Hormone imbalances often affect the reproductive system, particularly in women. Stress, infection and changes in the blood’s fluid and electrolyte balance influence hormone levels. Too high or too low hormone levels may indicate that the body is not responding to hormones in the appropriate manner.
Infections and medications such as blood thinners can also cause adrenal deficiencies.
Diabetes – 1 of the most common endocrine diseases which occurs when the body does not properly process glucose. This could be due to a lack of insulin; or the body is producing insulin but not dispensing it effectively. Diabetes can be linked to obesity, diet and family history.
Hypoglycaeamia – also known as low blood sugar, or low blood glucose. It occurs when glucose levels drop below normal. This typically happens as a result of diabetes treatment when too much insulin is taken. Yet this condition can sometimes occur in people not suffering from diabetes.
Hypothyroidism – occurs when the thyroid gland does not produce enough thyroid hormone to meet the body’s needs, causing body functions to slow or even shut down completely.
Hyperthyroidism – means the body is producing excessive amounts of thyroid hormones T3 and T4. Since they regulate your metabolism, too high a level will cause symptoms related to a high metabolism. In short, hyperthyroidism speeds up some of your body’s processes.
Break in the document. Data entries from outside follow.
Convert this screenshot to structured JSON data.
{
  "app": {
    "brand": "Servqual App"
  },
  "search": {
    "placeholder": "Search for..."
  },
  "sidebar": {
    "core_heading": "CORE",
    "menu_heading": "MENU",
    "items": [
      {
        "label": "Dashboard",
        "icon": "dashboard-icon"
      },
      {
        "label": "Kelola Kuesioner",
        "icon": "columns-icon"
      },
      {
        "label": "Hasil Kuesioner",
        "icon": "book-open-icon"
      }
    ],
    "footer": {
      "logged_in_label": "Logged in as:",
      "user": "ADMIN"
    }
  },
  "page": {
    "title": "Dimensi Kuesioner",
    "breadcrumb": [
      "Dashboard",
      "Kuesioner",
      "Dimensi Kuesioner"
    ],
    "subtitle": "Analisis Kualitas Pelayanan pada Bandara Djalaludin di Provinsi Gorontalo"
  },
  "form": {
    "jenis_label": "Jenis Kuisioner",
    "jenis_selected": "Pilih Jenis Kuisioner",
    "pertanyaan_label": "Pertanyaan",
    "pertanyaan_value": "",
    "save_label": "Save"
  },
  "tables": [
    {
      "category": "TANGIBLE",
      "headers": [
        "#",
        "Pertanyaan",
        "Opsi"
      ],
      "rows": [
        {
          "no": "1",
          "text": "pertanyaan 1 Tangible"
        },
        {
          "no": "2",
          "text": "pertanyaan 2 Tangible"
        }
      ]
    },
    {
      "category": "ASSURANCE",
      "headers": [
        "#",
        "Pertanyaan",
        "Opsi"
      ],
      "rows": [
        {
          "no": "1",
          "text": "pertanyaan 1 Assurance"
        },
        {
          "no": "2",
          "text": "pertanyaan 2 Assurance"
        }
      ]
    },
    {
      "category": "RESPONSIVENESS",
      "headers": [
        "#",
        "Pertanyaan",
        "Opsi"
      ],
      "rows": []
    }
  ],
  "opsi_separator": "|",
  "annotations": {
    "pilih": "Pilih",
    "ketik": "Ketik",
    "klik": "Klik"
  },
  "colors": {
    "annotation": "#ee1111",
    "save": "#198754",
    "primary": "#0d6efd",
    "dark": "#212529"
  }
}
However, not everyone with hyperthyroidism will experience all of the symptoms listed below. These are possible symptoms that vary based on how long your thyroid gland has been producing too much T3 and T4, how much extra T3 and T4 you have, and your age.